Manchu-Han Imperial Feast: the Qing Dynasty had already been established and China was ruled by the Manchurians from the north. The Manchus and the Han people, however, did not get along very well. To bring them together in peace, the great emperor Kangxi held a 3-day celebration for his 66th birthday, inviting high-level Manchu and Han officials. The six banquets that were served over the three days consisted of impressive dishes of both Manchu and Han origin. In all, there were said to be no less than 180 dishes with the possibility of more than 300 being served. Some of the famous dishes included were shark fin, tiger tail, camel hump, bear paw, and sea cucumber.
The first restaurants in China specializing in French and English cuisine opened in the 1860s, but it would take another two decades for the indigenous Chinese upper class to welcome them enthusiastically. The atmosphere of these eating-places was often more attractive than the food or drinks available, which was largely prepared by Cantonese cooks, even in the north of the country, and frequently relied on imported conserves, at least to begin with.
At the end of the 19th century, European immigrants from Poland, Germany, and Czechoslovakia came to China and shared their expertise in beer brewing. Tsingtao Brewery was founded in 1903 and was owned by German businessmen, who first established a company called the Anglo-German Brewery Co. Ltd. in Hong Kong. The businessmen then moved to Qingdao in the Shandong Province and subsequently named their new brewery after the name of the area.
Modern China from 1949
In 1973, Mr. Yuan Longping and his team developed hybrid strains that typically yielded 20 percent more rice than conventional varieties, transforming Chinese agriculture after years of famine and scarcity. Some 10,000 years after Chinese farmers began cultivating rice near the Yangtze River; China now produces more than 200 million tons of rice a year, more than any other nation.

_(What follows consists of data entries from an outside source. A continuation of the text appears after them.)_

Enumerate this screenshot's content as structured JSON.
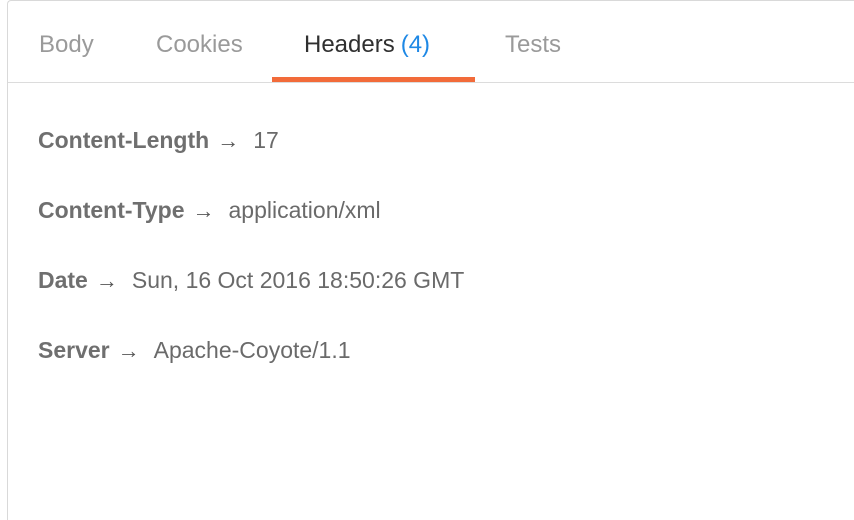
{
  "tabs": [
    {
      "label": "Body",
      "count": ""
    },
    {
      "label": "Cookies",
      "count": ""
    },
    {
      "label": "Headers",
      "count": "(4)"
    },
    {
      "label": "Tests",
      "count": ""
    }
  ],
  "active_tab": "Headers",
  "colors": {
    "accent_underline": "#f26b3a",
    "count_badge": "#1e88e5"
  },
  "arrow_icon": "right-arrow-icon",
  "headers": [
    {
      "key": "Content-Length",
      "value": "17"
    },
    {
      "key": "Content-Type",
      "value": "application/xml"
    },
    {
      "key": "Date",
      "value": "Sun, 16 Oct 2016 18:50:26 GMT"
    },
    {
      "key": "Server",
      "value": "Apache-Coyote/1.1"
    }
  ]
}
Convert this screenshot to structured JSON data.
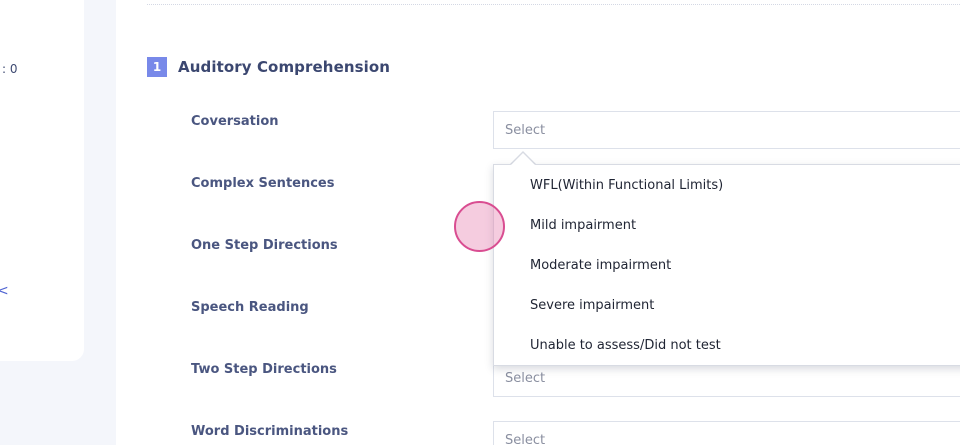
{
  "left_panel": {
    "fragment_1": ": 0",
    "fragment_2": "<"
  },
  "section": {
    "number": "1",
    "title": "Auditory Comprehension"
  },
  "questions": [
    {
      "label": "Coversation",
      "select_value": "Select"
    },
    {
      "label": "Complex Sentences",
      "select_value": ""
    },
    {
      "label": "One Step Directions",
      "select_value": ""
    },
    {
      "label": "Speech Reading",
      "select_value": ""
    },
    {
      "label": "Two Step Directions",
      "select_value": "Select"
    },
    {
      "label": "Word Discriminations",
      "select_value": "Select"
    }
  ],
  "dropdown": {
    "options": [
      "WFL(Within Functional Limits)",
      "Mild impairment",
      "Moderate impairment",
      "Severe impairment",
      "Unable to assess/Did not test"
    ]
  },
  "colors": {
    "accent": "#7889e9",
    "touch_indicator": "#d94d91"
  }
}
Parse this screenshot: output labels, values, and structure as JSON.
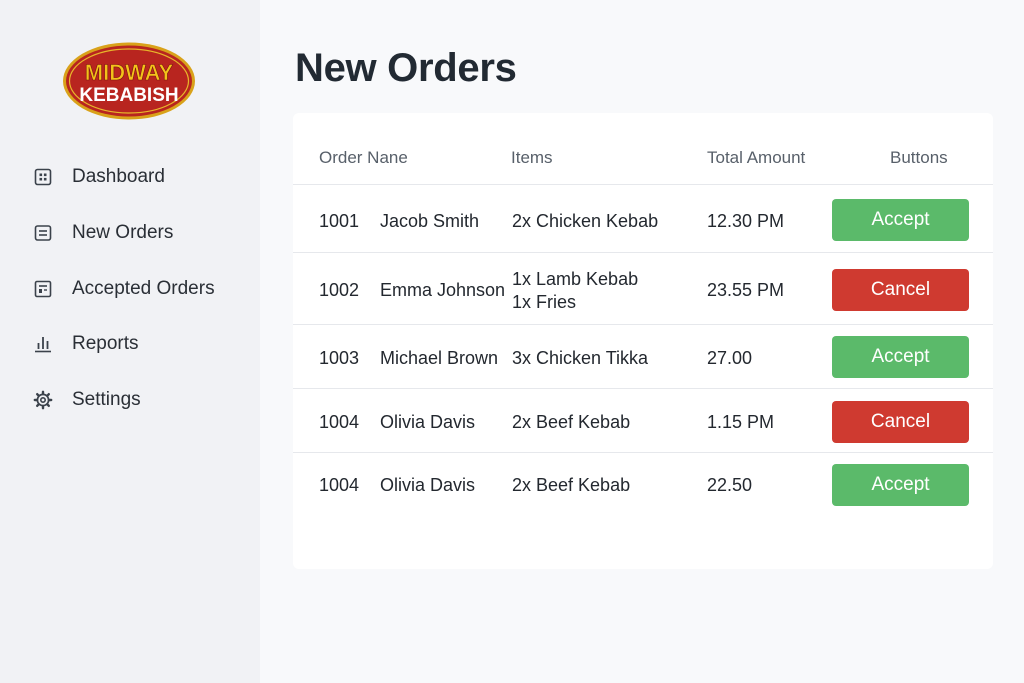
{
  "brand": {
    "logo_line1": "MIDWAY",
    "logo_line2": "KEBABISH",
    "colors": {
      "red": "#b8251f",
      "gold": "#f3c21a",
      "outline": "#d9a21a"
    }
  },
  "sidebar": {
    "items": [
      {
        "label": "Dashboard",
        "icon": "dashboard-icon"
      },
      {
        "label": "New Orders",
        "icon": "orders-list-icon"
      },
      {
        "label": "Accepted Orders",
        "icon": "receipt-icon"
      },
      {
        "label": "Reports",
        "icon": "bar-chart-icon"
      },
      {
        "label": "Settings",
        "icon": "gear-icon"
      }
    ]
  },
  "main": {
    "title": "New Orders",
    "table": {
      "headers": {
        "order_name": "Order Nane",
        "items": "Items",
        "total": "Total Amount",
        "buttons": "Buttons"
      },
      "rows": [
        {
          "id": "1001",
          "name": "Jacob Smith",
          "items": [
            "2x Chicken Kebab"
          ],
          "total": "12.30 PM",
          "action": "Accept",
          "action_type": "accept"
        },
        {
          "id": "1002",
          "name": "Emma Johnson",
          "items": [
            "1x Lamb Kebab",
            "1x Fries"
          ],
          "total": "23.55 PM",
          "action": "Cancel",
          "action_type": "cancel"
        },
        {
          "id": "1003",
          "name": "Michael Brown",
          "items": [
            "3x Chicken Tikka"
          ],
          "total": "27.00",
          "action": "Accept",
          "action_type": "accept"
        },
        {
          "id": "1004",
          "name": "Olivia Davis",
          "items": [
            "2x Beef Kebab"
          ],
          "total": "1.15 PM",
          "action": "Cancel",
          "action_type": "cancel"
        },
        {
          "id": "1004",
          "name": "Olivia Davis",
          "items": [
            "2x Beef Kebab"
          ],
          "total": "22.50",
          "action": "Accept",
          "action_type": "accept"
        }
      ]
    },
    "colors": {
      "accept": "#5bba6a",
      "cancel": "#cf3a30"
    }
  }
}
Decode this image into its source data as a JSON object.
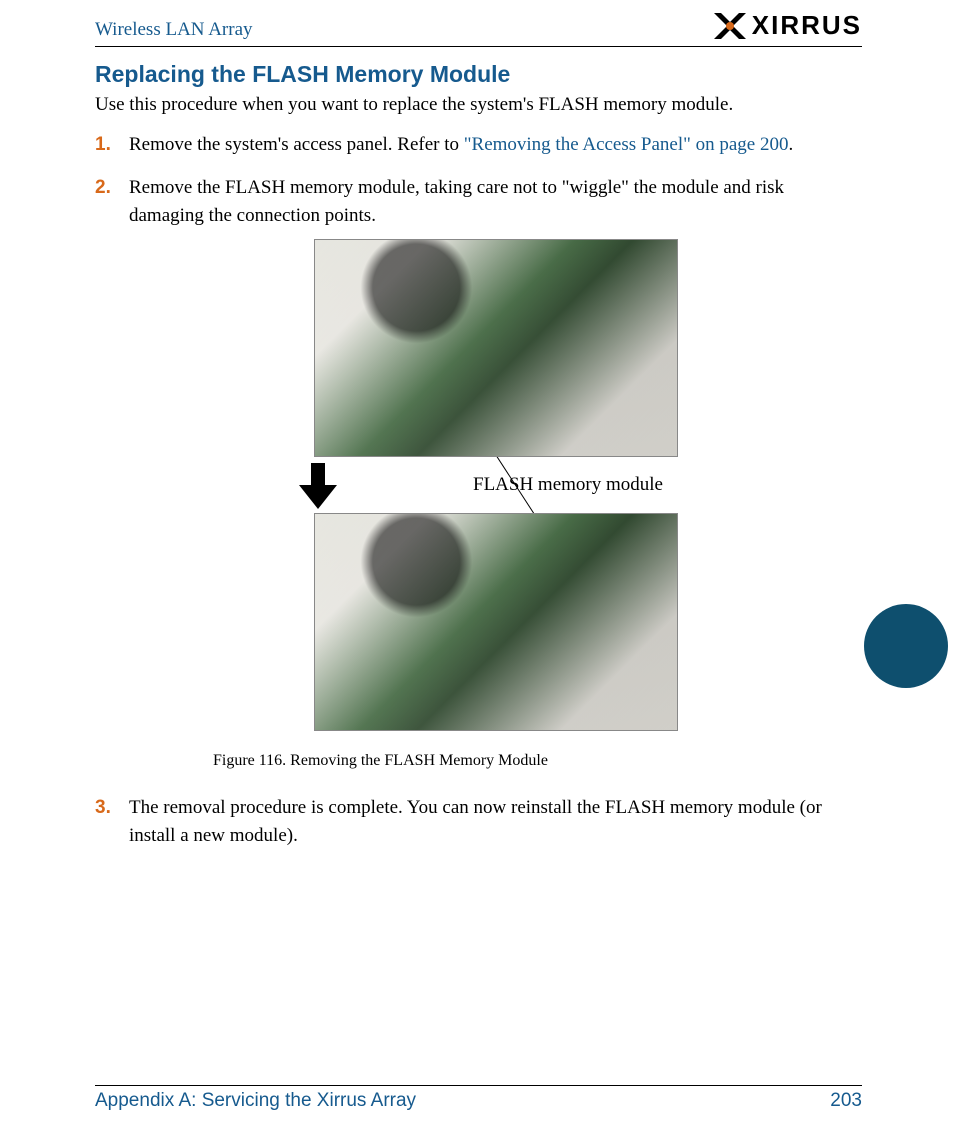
{
  "header": {
    "running_title": "Wireless LAN Array",
    "logo_text": "XIRRUS"
  },
  "section": {
    "title": "Replacing the FLASH Memory Module",
    "intro": "Use this procedure when you want to replace the system's FLASH memory module."
  },
  "steps": [
    {
      "num": "1.",
      "text_before_link": "Remove the system's access panel. Refer to ",
      "link_text": "\"Removing the Access Panel\" on page 200",
      "text_after_link": "."
    },
    {
      "num": "2.",
      "text": "Remove the FLASH memory module, taking care not to \"wiggle\" the module and risk damaging the connection points."
    },
    {
      "num": "3.",
      "text": "The removal procedure is complete. You can now reinstall the FLASH memory module (or install a new module)."
    }
  ],
  "figure": {
    "callout": "FLASH memory module",
    "caption": "Figure 116. Removing the FLASH Memory Module"
  },
  "footer": {
    "appendix": "Appendix A: Servicing the Xirrus Array",
    "page": "203"
  }
}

In 1988, the Ministry of Agriculture and Rural Affairs launched an urban food security policy known as the “Vegetable Basket Program.” The program mandates that city mayors be responsible for the provisioning, affordability, and safety of non-grain foods, particularly fresh produce and meat. Local governments set specific goals for self-sufficiency rates of different kinds of food to demonstrate their commitments to the Vegetable Basket Program.
In 1989, Mr.Wang Leyi, a village Party chief in Shouguang eastern China's Shandong Province, built a new greenhouse that did not require coal but relied solely on sunlight for warmth in winter. In the past, growing vegetables in freezing temperatures in north China’s winter had been a headache for locals, as they had to burn coal to raise temperatures inside a makeshift greenhouse, and the demand for coal was around five tons each winter. For residents in north China, they do not have an array of vegetables during winter in the past, but armed with new greenhouse technology, farmers in northern China were able to grow all kinds of vegetables in winter.
In 1987 first KFC opened in Beijing and, in 1990, McDonald opened its first restaurant in Beijing. As we all know, Western fast foods are mostly processed, high in saturated fat, carbohydrates, and sugar which were unfamiliar to the Chinese. Today, China has seen a rise in childhood obesity.
- Food in Chinese Culture Anthropological and Historical Perspectives by K. C. Chang
- Cuisine and Culture A History of Food and People by Linda Civitello
- The Cambridge World History of Food by Kiple, K.F. and K.C. Ornelas
- The Land of the Five Flavors - Thomas O. Hollmann, translated by Karen Margo
- Mastering the Art of Chinese Cooking by Eileen Yin-Fei Lo